Want to Learn More?
For a complete lineup of Colorado
Music Festival shows at Chautauqua, visit
You might not be able to have your cake and eat it, too. But you can stay in the mountains and in the city, too, when you book a cottage at the Colorado Chautauqua in Boulder.
This collection of historic cottages is easily the most interesting and most scenic place to stay in Boulder. Depending on where you stay, you can get direct views of the Flatirons from your bed or porch, and some of Boulder’s most popular hiking trails may start directly out your back door.
At the same time, the Pearl Street Mall and University of Colorado campus are just minutes away.
Even if you think you know the Chautauqua cottages, look again. Twenty-three cottages are scheduled to undergo upgrades in 2018. The renovations will carefully balance preserving the historic integrity of the buildings with providing modern comforts, fun decorations and eco-friendly updates.
The Chautauqua is a historic landmark, so it never “remodels” its buildings. But it has made some changes to meet the needs of the modern guest.
In the first few months of 2018, Chautauqua updated 12 of its 62 cottages, with plans to complete 11 more by the end of the year. The specific updates depend on what each cottage needs, but you may see energy-efficient appliances, updated paint jobs, new tile and gas fireplaces to make the cottages more cozy in colder months.
The cottages range from about 285 square feet for a studio efficiency unit to about 980 square feet for a three-bedroom.

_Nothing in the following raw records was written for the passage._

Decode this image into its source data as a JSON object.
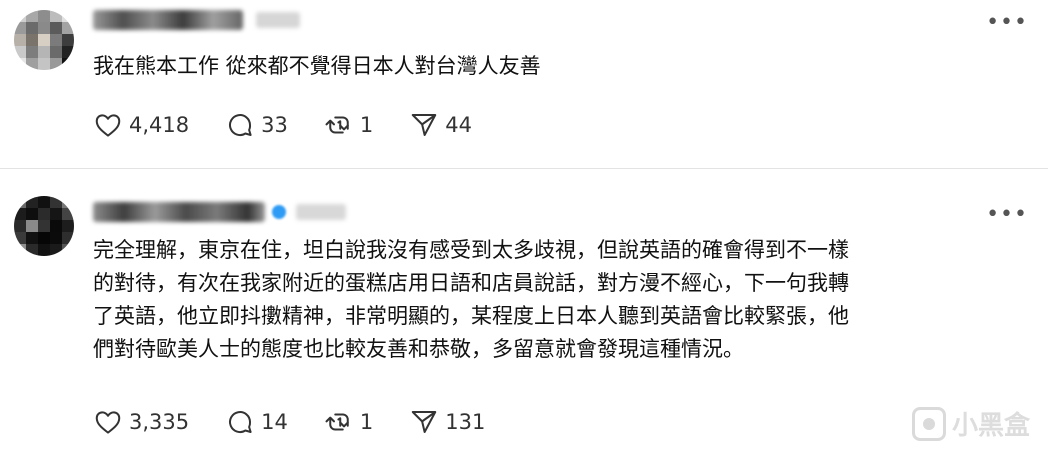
{
  "posts": [
    {
      "text": "我在熊本工作 從來都不覺得日本人對台灣人友善",
      "likes": "4,418",
      "comments": "33",
      "reposts": "1",
      "shares": "44"
    },
    {
      "text": "完全理解，東京在住，坦白說我沒有感受到太多歧視，但說英語的確會得到不一樣\n的對待，有次在我家附近的蛋糕店用日語和店員說話，對方漫不經心，下一句我轉\n了英語，他立即抖擻精神，非常明顯的，某程度上日本人聽到英語會比較緊張，他\n們對待歐美人士的態度也比較友善和恭敬，多留意就會發現這種情況。",
      "likes": "3,335",
      "comments": "14",
      "reposts": "1",
      "shares": "131"
    }
  ],
  "icons": {
    "like": "heart-icon",
    "comment": "comment-bubble-icon",
    "repost": "repost-icon",
    "share": "send-icon",
    "more": "more-horizontal-icon"
  },
  "watermark": {
    "text": "小黑盒"
  },
  "colors": {
    "verified": "#2e9bf5",
    "icon_stroke": "#333333",
    "divider": "#e3e3e3"
  }
}
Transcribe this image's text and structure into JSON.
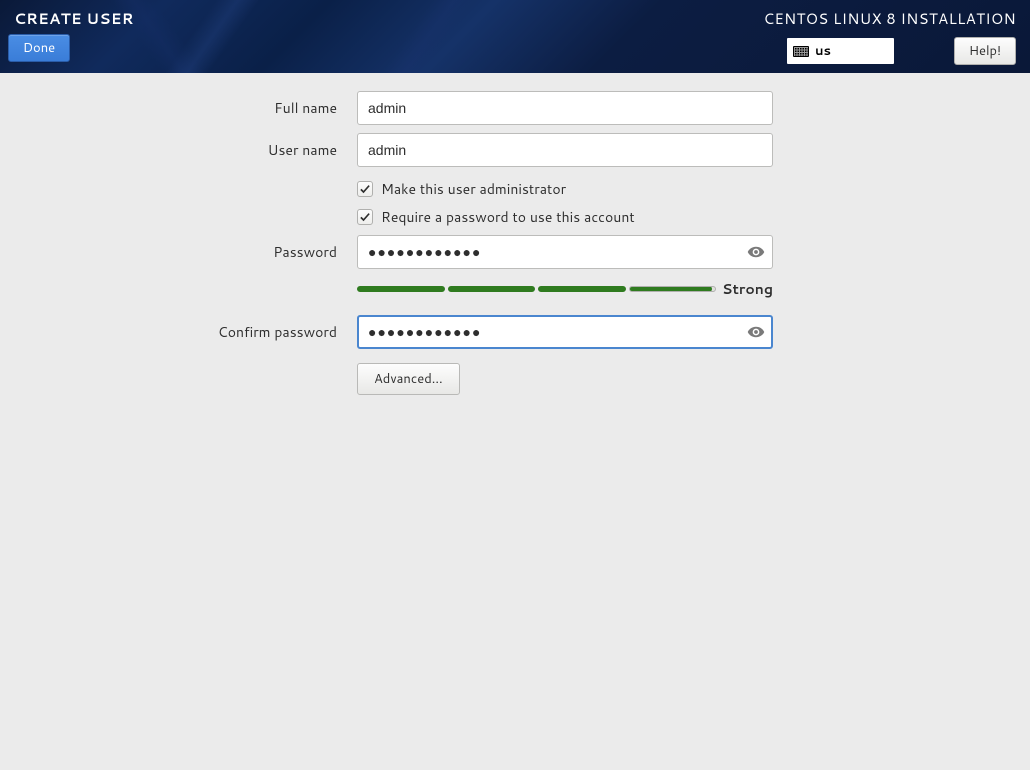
{
  "header": {
    "page_title": "CREATE USER",
    "installer_title": "CENTOS LINUX 8 INSTALLATION",
    "done_label": "Done",
    "help_label": "Help!",
    "keyboard_layout": "us"
  },
  "form": {
    "labels": {
      "full_name": "Full name",
      "user_name": "User name",
      "password": "Password",
      "confirm_password": "Confirm password"
    },
    "values": {
      "full_name": "admin",
      "user_name": "admin",
      "password_masked": "●●●●●●●●●●●●",
      "confirm_password_masked": "●●●●●●●●●●●●"
    },
    "checkboxes": {
      "make_admin": {
        "label": "Make this user administrator",
        "checked": true
      },
      "require_password": {
        "label": "Require a password to use this account",
        "checked": true
      }
    },
    "password_strength": {
      "level": 4,
      "label": "Strong"
    },
    "advanced_label": "Advanced..."
  }
}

Cottage rates range from $95 for a studio to $312 per night in the summer for a three-bedroom house.
In addition to the cottages, there is the Columbine Lodge. This is more hotel-style, with rooms in a large shared building, rather than stand-alone cottages. These rooms are less expensive. Summer prices range from $95 per night for a single to $180 per night for two joined one-bedroom units.
All cottages and units in the lodge have a full kitchen or kitchenette, fully stocked with pots, pans, plates, silverware and more. This makes Chautauqua ideal for longer-term stays.

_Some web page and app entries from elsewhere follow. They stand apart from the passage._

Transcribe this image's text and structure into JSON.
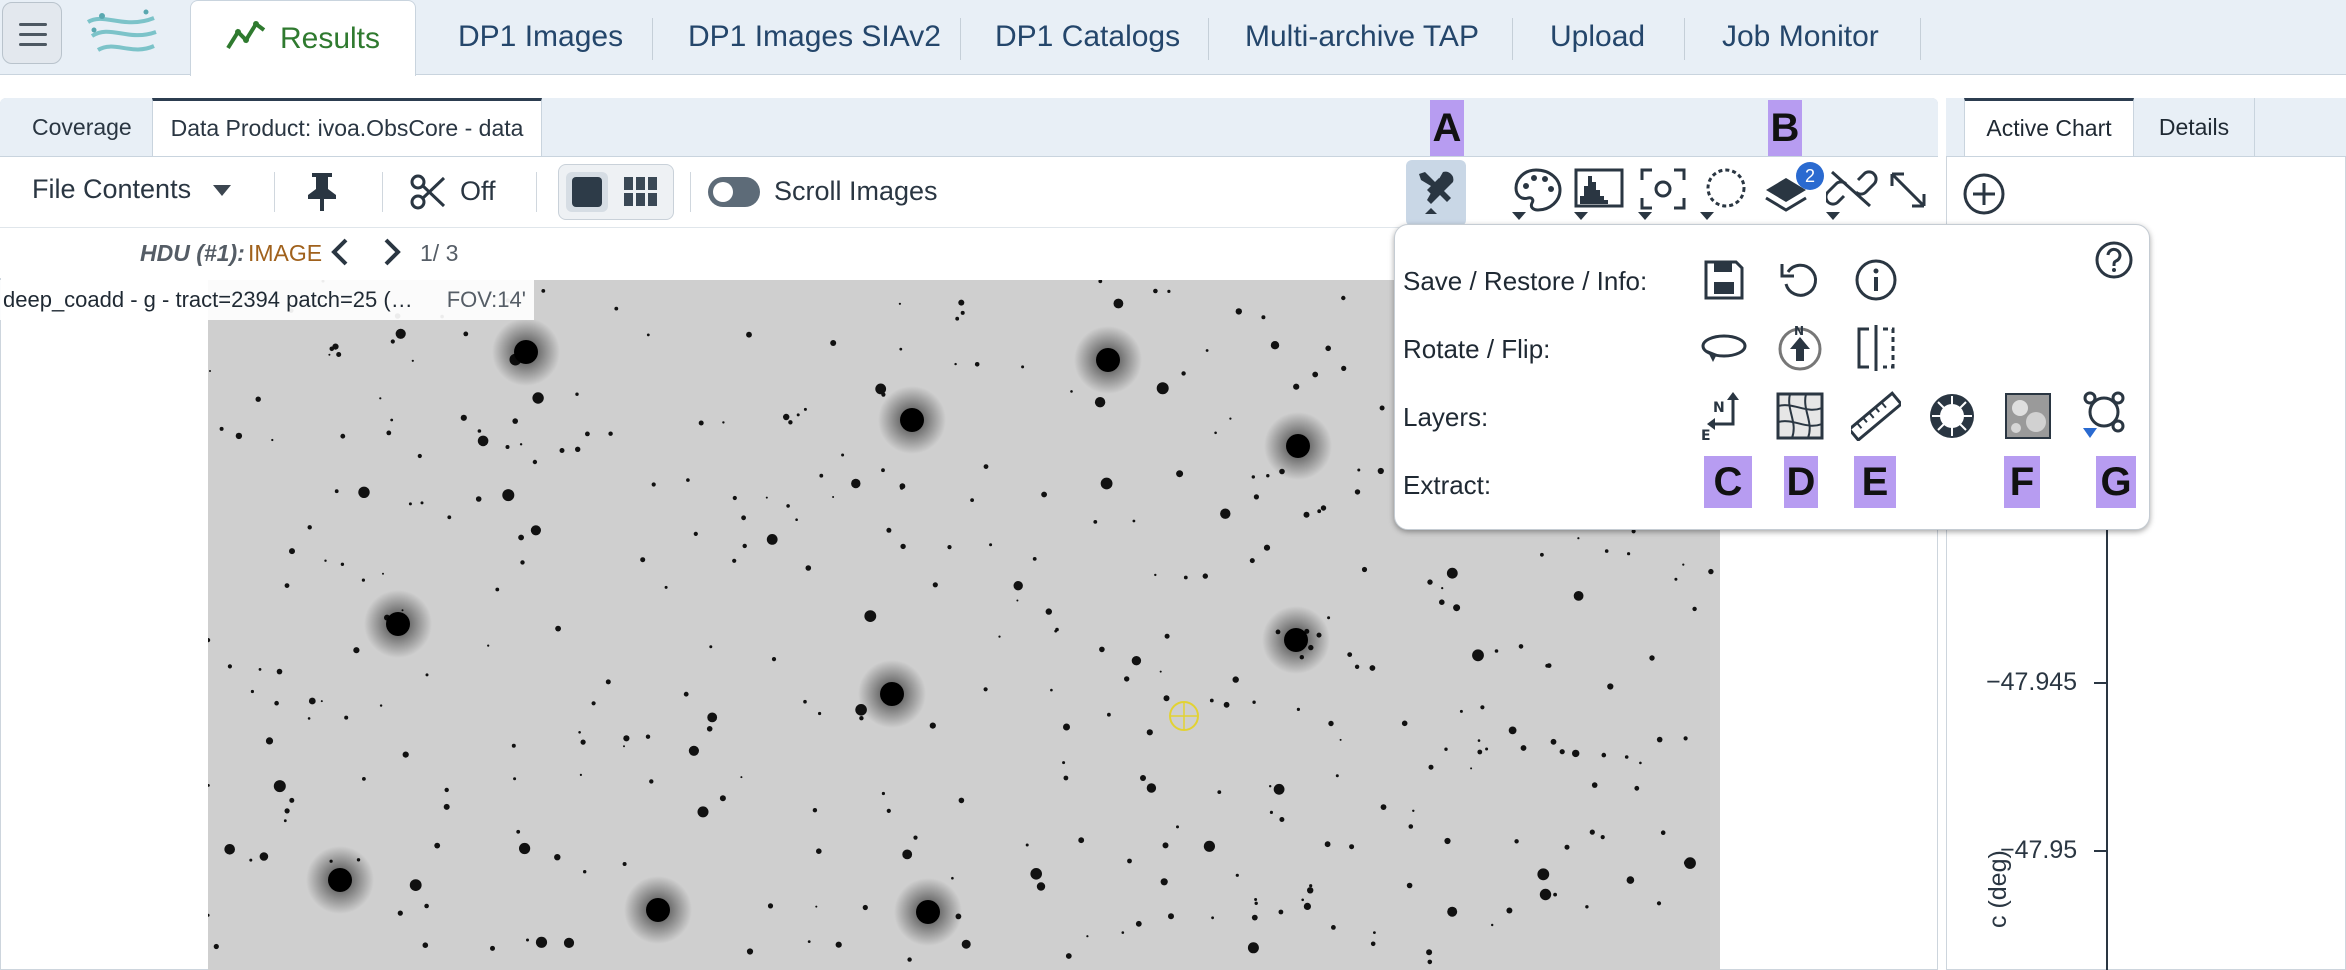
{
  "nav": {
    "tabs": [
      "Results",
      "DP1 Images",
      "DP1 Images SIAv2",
      "DP1 Catalogs",
      "Multi-archive TAP",
      "Upload",
      "Job Monitor"
    ]
  },
  "panel": {
    "tabs": [
      "Coverage",
      "Data Product: ivoa.ObsCore - data"
    ]
  },
  "toolbar": {
    "file_contents": "File Contents",
    "cut_label": "Off",
    "scroll_images": "Scroll Images",
    "layers_badge": "2"
  },
  "hdu": {
    "label": "HDU (#1):",
    "type": "IMAGE",
    "page": "1/ 3"
  },
  "image": {
    "title": "deep_coadd - g - tract=2394 patch=25 (…",
    "fov": "FOV:14'"
  },
  "right_panel": {
    "tabs": [
      "Active Chart",
      "Details"
    ],
    "y_ticks": [
      "−47.945",
      "−47.95"
    ],
    "y_axis_label": "c (deg)"
  },
  "popup": {
    "rows": [
      "Save / Restore / Info:",
      "Rotate / Flip:",
      "Layers:",
      "Extract:"
    ]
  },
  "callouts": [
    "A",
    "B",
    "C",
    "D",
    "E",
    "F",
    "G"
  ],
  "colors": {
    "accent_green": "#2f7a2f",
    "nav_blue": "#24466b",
    "callout": "#b79cf1",
    "badge": "#2a6ad0"
  }
}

Pets are welcome in all lodging except the Missions House and Columbine Lodge.
Chautauqua lodging is full of local influences. Cottages are equipped with locally and sustainably made Verlo mattresses, Boulder-roasted Ozo coffee and tea from the Boulder Tea Company. In addition, rooms feature high-quality amenities, such as mahogany hangers in closets.
What lodging doesn’t have: TVs or phones. That’s intentional. Wifi is included in the stay but it’s not intended to be high-speed for watching movies. It’s for quick check-ins online, if needed.
“We’re really bringing in some fresh life,” says Shannon Bock, marketing manager for Chautauqua.
The goal of the updates: a blend of the past that’s relevant to the present, says Wanona Tara, hospitality manager.
They replaced outdated wooden chairs with new, metal chairs for a modern-rustic feel. In some cottages, staff has made stairways safer, opened up the kitchen areas, replaced plastic bathtubs with ones made of subway tile, traded classic rugs for vinyl rugs and made the rooms more pet-friendly so they’re easier to clean.
“We’re creating wow factors,” Tara says.
For example, they swapped out standard refrigerators for retro Big Chill refrigerators in different colors and shapes. In place of a yellow “toast” paint, walls were painted different colors and cuts and accents.
Not all of the 62 cottages need to be updated, says Tara. Cottage 6, for example, has a lot of historic character and personality; it was updated with new couches a few years ago, but otherwise left as was, Tara says.
“As a design concept, it’s lovely and shows off the character of Chautauqua,” she says.
The 100-year-old Community House will also be updated in 2018, with wood floors on the garden level in the Rocky Mountain Climber’s Club. In order to appeal to a broader audience, Chautauqua removed animal trophies, painted the walls a crisp white and upgraded lighting to create soft, well-illuminated meeting spaces.
Each cottage is different. Here are some inside tips on where to stay, depending on what you’re looking for.
If you want: